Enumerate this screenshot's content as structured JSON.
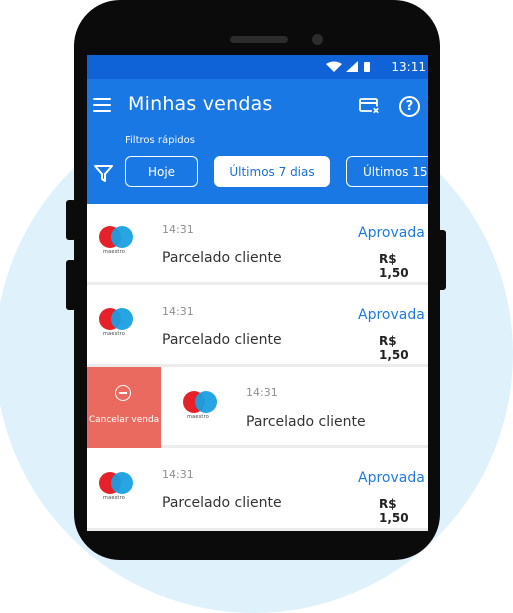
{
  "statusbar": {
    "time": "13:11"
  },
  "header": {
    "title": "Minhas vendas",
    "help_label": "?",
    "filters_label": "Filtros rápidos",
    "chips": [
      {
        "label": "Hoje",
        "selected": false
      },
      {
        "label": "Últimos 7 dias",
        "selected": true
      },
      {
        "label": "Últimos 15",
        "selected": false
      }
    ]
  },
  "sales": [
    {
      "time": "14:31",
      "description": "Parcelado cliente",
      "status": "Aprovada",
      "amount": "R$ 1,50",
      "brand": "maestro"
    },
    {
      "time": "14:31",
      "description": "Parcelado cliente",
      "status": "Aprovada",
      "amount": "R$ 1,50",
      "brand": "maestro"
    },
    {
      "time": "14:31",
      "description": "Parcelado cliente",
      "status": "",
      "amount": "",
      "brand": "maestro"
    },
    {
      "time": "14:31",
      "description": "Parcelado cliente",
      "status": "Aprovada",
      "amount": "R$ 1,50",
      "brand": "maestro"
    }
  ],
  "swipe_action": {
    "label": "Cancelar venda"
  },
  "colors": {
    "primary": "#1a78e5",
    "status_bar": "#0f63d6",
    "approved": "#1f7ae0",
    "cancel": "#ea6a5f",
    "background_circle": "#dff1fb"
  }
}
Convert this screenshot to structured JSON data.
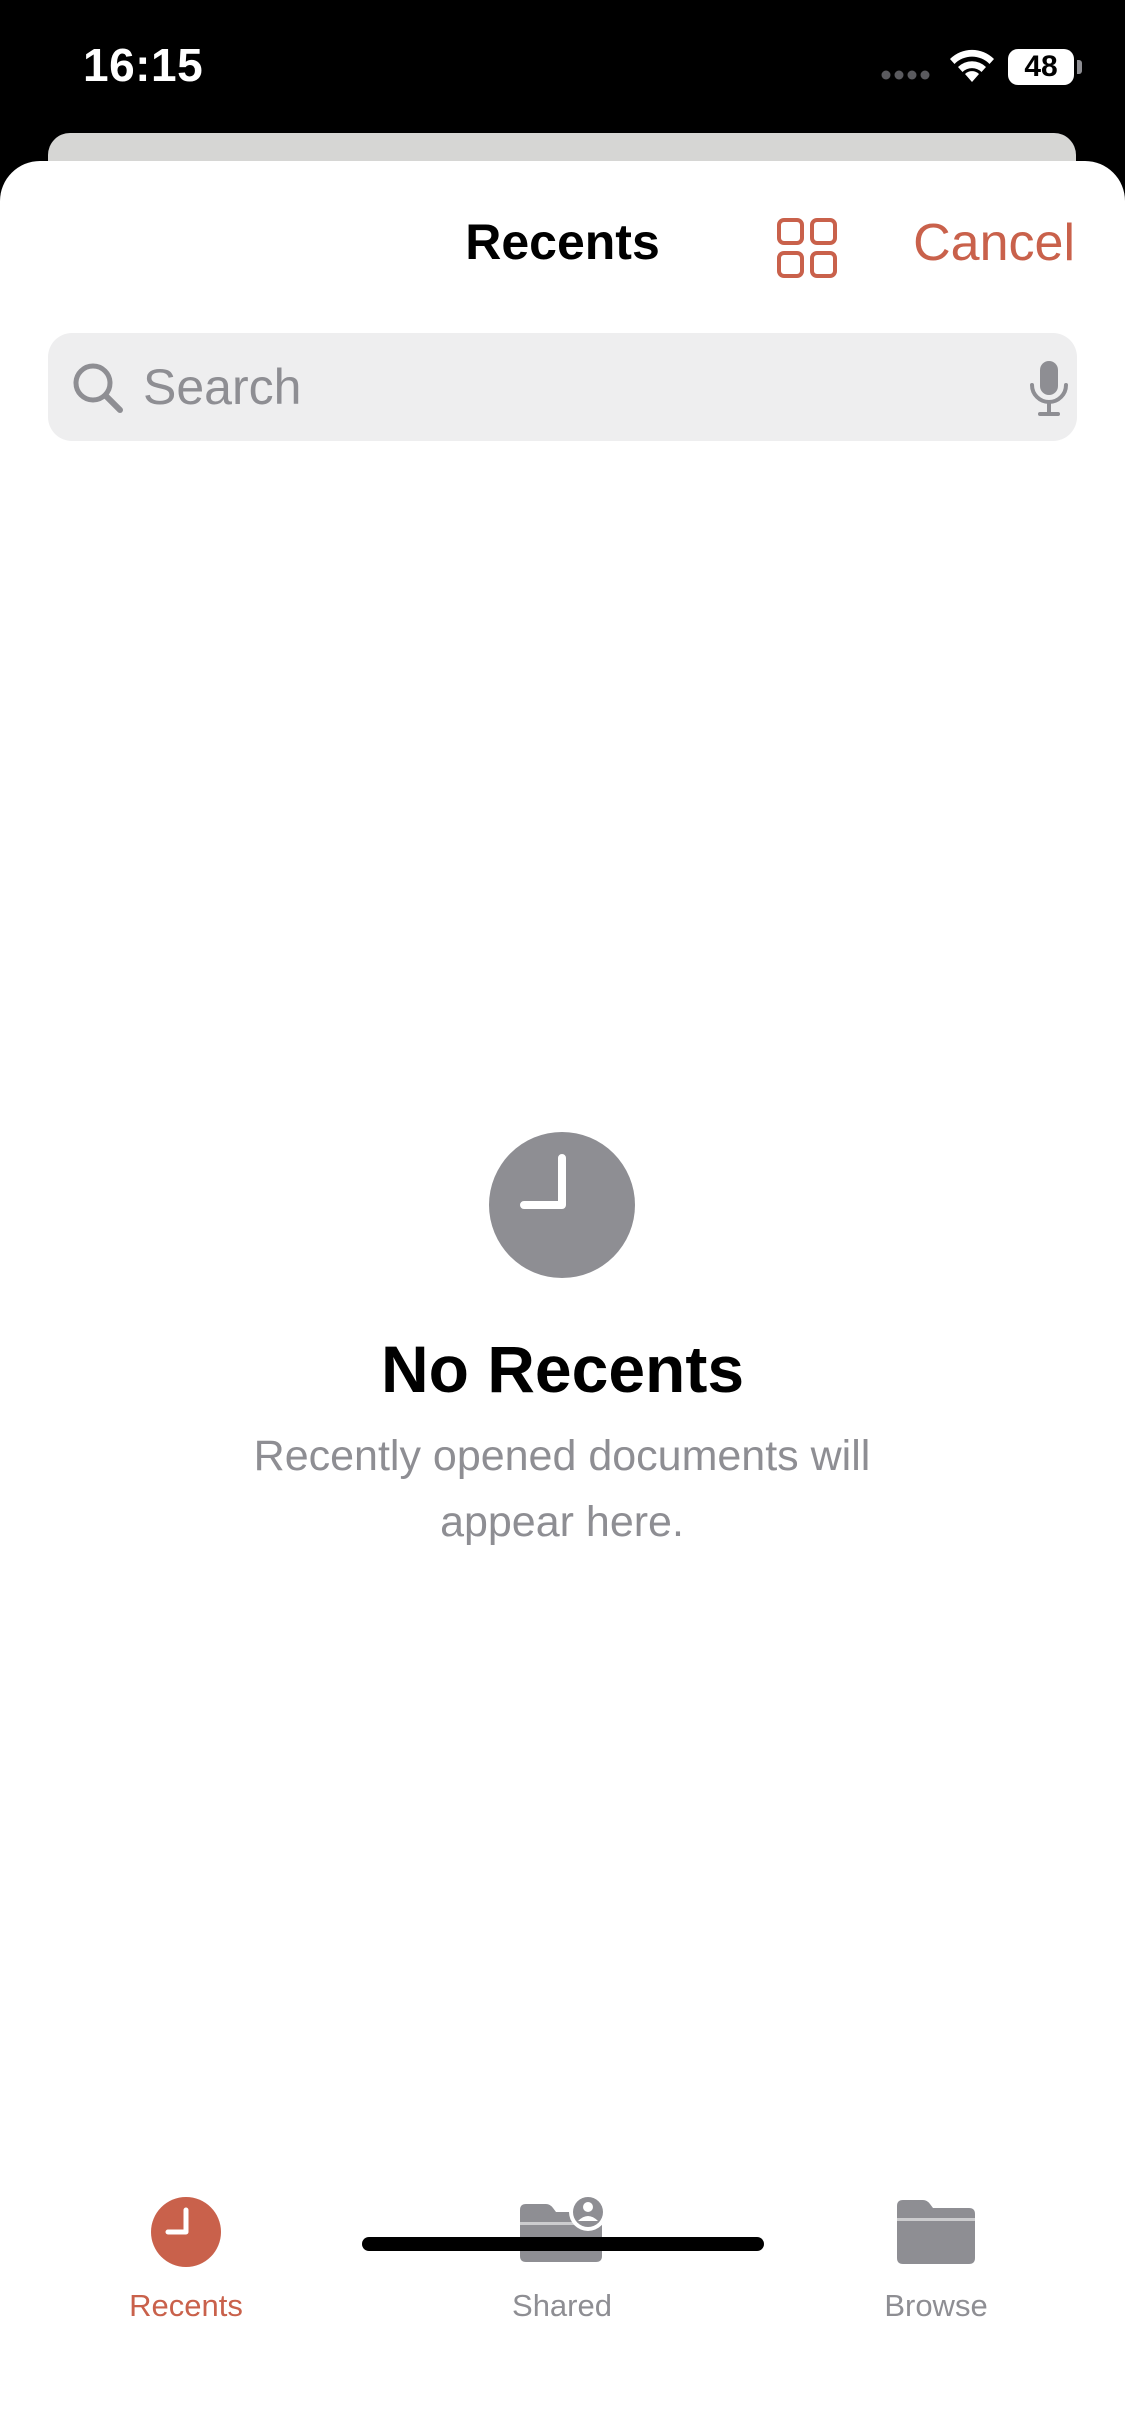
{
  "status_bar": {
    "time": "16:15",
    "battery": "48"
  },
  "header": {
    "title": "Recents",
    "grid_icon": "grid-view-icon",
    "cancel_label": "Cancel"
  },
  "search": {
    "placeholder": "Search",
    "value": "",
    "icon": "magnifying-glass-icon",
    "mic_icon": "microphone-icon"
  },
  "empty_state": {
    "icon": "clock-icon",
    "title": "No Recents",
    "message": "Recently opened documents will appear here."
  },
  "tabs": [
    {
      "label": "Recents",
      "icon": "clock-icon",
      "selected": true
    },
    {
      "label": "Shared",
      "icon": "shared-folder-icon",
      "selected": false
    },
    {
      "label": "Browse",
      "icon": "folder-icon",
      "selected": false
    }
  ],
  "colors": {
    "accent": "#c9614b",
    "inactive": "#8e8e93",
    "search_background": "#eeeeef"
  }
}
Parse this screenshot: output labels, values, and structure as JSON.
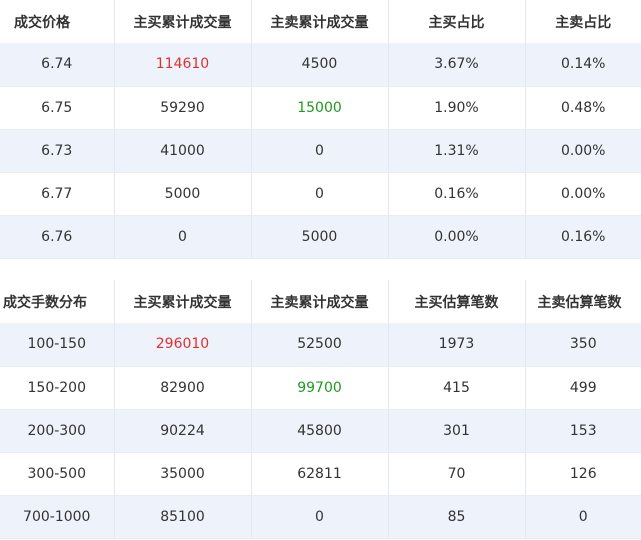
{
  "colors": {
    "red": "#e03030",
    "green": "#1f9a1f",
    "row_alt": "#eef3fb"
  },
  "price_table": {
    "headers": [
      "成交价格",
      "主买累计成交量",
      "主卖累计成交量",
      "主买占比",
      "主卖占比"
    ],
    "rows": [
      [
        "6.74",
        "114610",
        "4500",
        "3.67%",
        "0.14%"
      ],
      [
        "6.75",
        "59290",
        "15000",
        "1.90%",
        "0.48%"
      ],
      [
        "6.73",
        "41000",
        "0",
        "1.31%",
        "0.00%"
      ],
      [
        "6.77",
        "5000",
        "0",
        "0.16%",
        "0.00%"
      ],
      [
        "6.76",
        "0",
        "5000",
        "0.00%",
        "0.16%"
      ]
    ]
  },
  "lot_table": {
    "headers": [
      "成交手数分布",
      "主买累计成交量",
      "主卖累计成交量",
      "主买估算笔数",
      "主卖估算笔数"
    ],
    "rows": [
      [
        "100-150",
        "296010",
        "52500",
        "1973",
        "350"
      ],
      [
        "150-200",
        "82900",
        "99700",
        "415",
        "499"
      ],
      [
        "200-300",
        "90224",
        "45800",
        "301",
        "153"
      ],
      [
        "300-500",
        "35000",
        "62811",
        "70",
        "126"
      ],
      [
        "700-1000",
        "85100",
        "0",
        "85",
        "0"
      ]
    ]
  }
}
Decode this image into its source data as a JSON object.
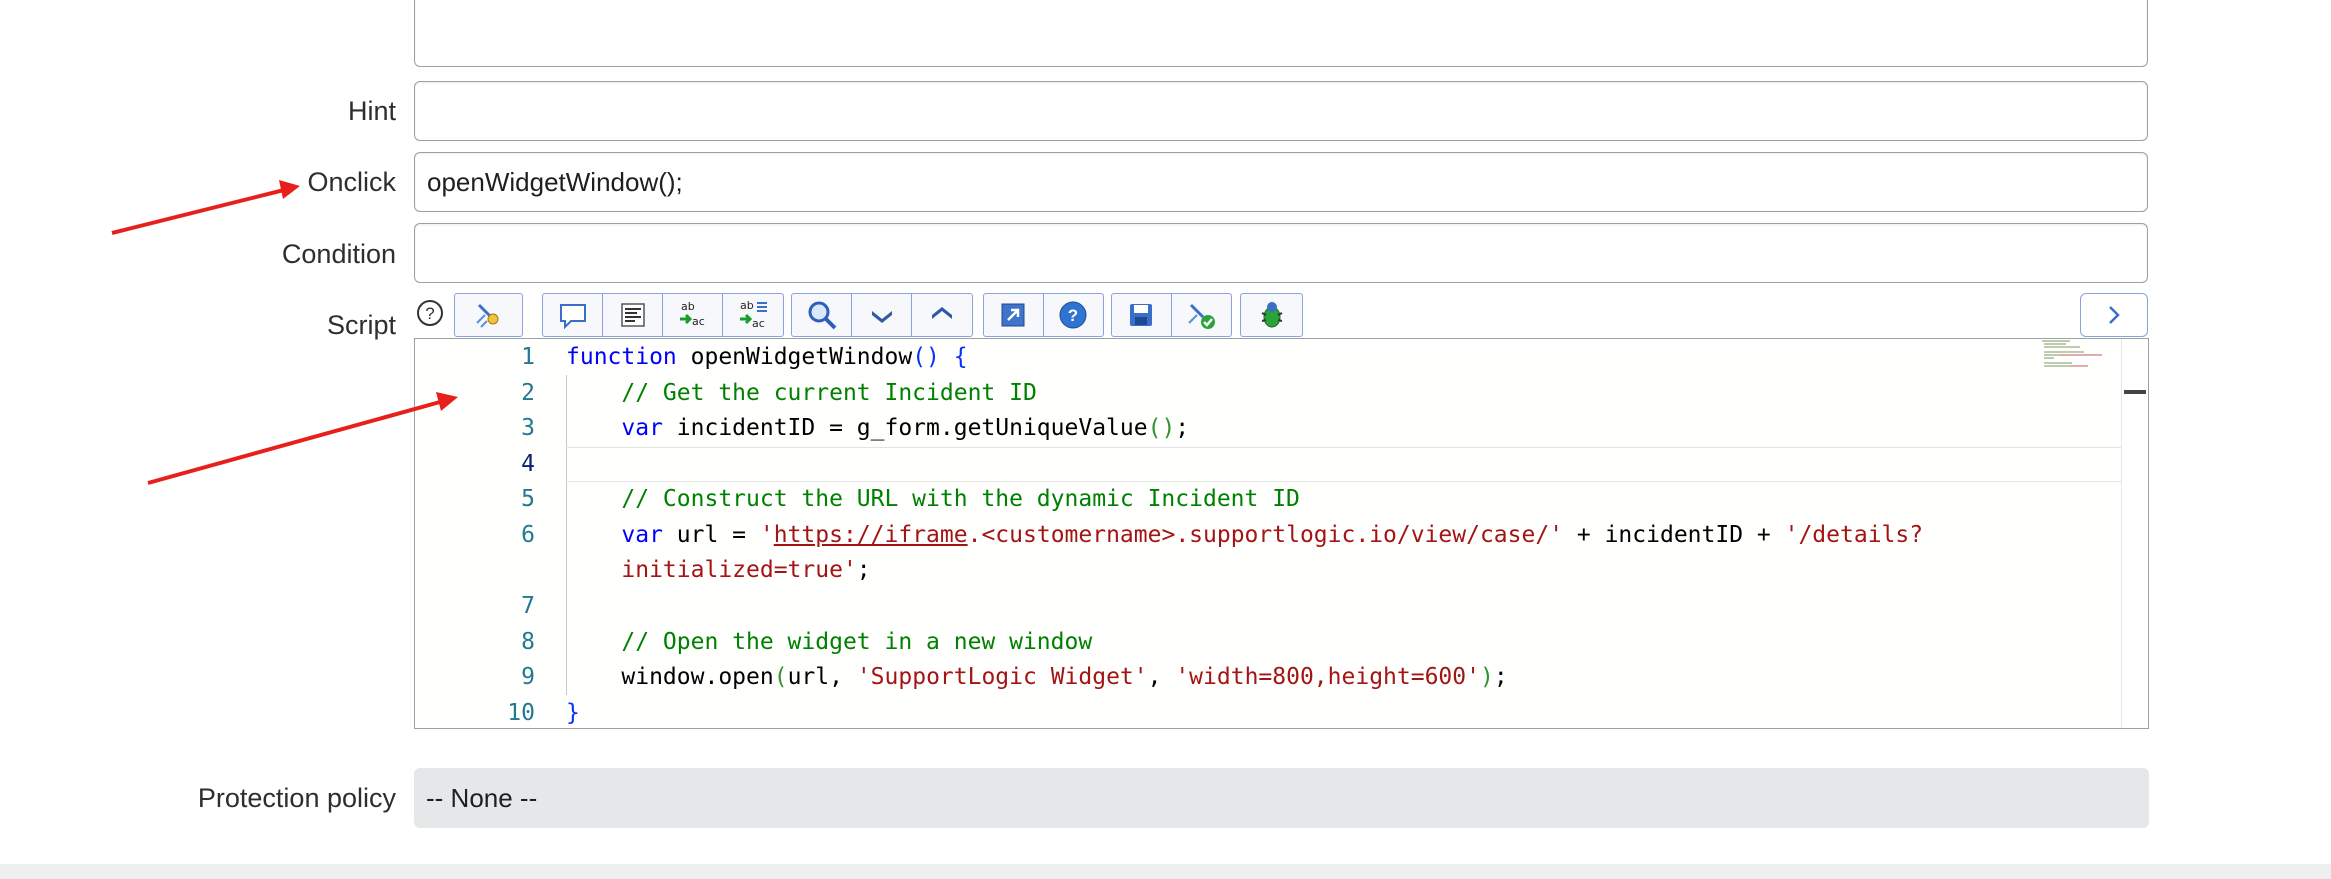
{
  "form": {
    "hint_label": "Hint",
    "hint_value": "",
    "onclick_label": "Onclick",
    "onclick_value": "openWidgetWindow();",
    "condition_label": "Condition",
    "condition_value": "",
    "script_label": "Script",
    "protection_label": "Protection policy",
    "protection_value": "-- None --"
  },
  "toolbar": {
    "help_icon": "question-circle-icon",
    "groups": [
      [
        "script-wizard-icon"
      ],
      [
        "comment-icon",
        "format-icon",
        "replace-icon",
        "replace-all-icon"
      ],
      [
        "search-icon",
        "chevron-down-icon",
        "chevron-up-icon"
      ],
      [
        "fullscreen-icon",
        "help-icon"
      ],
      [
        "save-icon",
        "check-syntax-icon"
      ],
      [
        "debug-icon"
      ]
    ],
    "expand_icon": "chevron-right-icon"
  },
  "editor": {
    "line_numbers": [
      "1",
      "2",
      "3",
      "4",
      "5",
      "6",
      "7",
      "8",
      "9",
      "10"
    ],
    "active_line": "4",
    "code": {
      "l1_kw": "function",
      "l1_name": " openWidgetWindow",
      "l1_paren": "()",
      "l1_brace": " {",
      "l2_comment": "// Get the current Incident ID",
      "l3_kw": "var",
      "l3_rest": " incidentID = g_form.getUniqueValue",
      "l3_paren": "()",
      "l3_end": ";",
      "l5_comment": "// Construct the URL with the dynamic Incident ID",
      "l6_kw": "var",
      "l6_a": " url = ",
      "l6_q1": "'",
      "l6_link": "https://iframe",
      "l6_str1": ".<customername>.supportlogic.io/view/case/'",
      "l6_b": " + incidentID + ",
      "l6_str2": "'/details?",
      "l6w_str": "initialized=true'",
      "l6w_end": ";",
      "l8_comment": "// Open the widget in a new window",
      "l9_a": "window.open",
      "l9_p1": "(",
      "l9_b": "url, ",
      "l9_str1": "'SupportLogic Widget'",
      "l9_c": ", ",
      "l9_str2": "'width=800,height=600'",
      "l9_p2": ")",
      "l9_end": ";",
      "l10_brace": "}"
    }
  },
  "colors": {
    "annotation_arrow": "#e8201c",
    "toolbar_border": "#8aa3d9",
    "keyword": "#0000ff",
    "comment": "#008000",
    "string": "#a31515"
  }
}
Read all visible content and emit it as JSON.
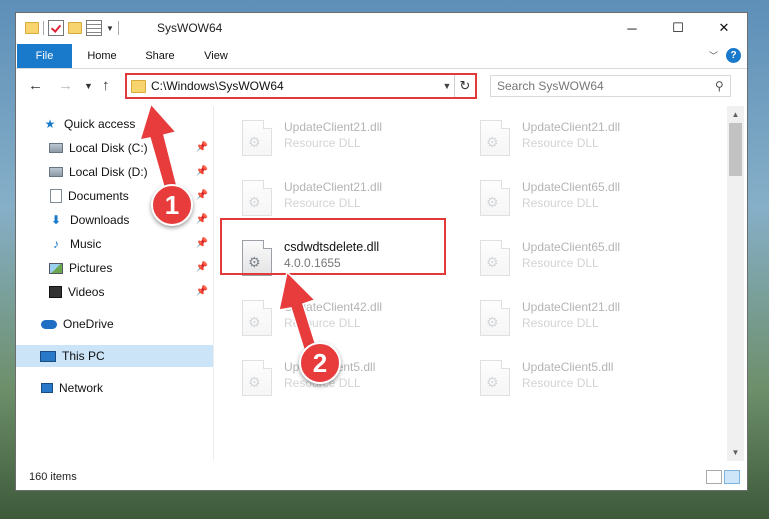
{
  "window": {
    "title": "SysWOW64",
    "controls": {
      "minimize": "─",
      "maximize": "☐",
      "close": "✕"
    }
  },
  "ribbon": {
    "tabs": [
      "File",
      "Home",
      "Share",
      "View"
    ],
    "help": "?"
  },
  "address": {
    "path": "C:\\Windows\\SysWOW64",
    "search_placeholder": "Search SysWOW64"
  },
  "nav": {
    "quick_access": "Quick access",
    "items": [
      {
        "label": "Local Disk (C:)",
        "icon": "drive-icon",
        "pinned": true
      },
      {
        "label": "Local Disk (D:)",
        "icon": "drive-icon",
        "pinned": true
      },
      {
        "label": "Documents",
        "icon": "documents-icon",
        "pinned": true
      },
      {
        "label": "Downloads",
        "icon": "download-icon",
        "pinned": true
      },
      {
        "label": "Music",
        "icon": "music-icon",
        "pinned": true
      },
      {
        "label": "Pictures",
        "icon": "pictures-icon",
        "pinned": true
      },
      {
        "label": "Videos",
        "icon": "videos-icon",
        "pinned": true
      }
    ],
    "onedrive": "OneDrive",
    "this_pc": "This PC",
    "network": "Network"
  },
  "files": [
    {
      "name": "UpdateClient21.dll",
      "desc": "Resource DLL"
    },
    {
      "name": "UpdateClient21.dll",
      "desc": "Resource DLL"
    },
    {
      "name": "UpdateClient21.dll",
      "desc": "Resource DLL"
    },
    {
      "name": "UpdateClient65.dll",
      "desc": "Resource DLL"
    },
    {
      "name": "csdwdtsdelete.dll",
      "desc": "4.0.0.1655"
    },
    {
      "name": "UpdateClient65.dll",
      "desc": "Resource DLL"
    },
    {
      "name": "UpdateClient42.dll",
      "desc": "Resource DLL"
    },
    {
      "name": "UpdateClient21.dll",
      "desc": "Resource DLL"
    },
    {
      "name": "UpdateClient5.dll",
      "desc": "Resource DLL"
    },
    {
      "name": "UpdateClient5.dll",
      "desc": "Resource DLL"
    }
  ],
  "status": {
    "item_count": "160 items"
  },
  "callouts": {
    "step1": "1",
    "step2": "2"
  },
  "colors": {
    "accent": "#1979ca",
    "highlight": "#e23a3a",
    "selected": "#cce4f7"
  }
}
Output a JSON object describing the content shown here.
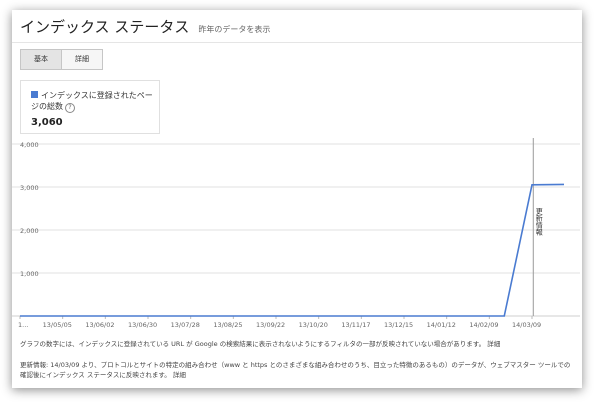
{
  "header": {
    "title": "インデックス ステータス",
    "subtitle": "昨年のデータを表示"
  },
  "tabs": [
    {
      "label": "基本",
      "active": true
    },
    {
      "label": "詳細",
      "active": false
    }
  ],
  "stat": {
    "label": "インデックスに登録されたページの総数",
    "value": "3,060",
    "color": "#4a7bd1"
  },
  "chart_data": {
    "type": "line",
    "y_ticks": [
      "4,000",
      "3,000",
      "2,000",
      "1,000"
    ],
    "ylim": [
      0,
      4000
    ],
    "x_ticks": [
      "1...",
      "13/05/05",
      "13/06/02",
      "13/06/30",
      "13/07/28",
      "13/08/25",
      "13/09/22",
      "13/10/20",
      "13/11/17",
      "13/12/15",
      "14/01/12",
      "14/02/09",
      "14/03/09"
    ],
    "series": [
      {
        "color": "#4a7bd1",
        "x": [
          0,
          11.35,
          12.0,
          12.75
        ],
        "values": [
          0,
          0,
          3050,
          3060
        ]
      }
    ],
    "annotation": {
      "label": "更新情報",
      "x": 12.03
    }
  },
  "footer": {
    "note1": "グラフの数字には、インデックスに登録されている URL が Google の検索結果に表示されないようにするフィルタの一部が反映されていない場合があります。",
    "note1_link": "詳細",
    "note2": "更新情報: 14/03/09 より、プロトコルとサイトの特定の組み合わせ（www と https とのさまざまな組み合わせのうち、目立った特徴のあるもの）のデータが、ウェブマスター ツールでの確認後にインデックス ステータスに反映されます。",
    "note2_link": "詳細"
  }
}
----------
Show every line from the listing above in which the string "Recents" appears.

SOLUTION TO THE PROBLEM —
    "title": "Recents",
    "title": "No Recents",
      "label": "Recents",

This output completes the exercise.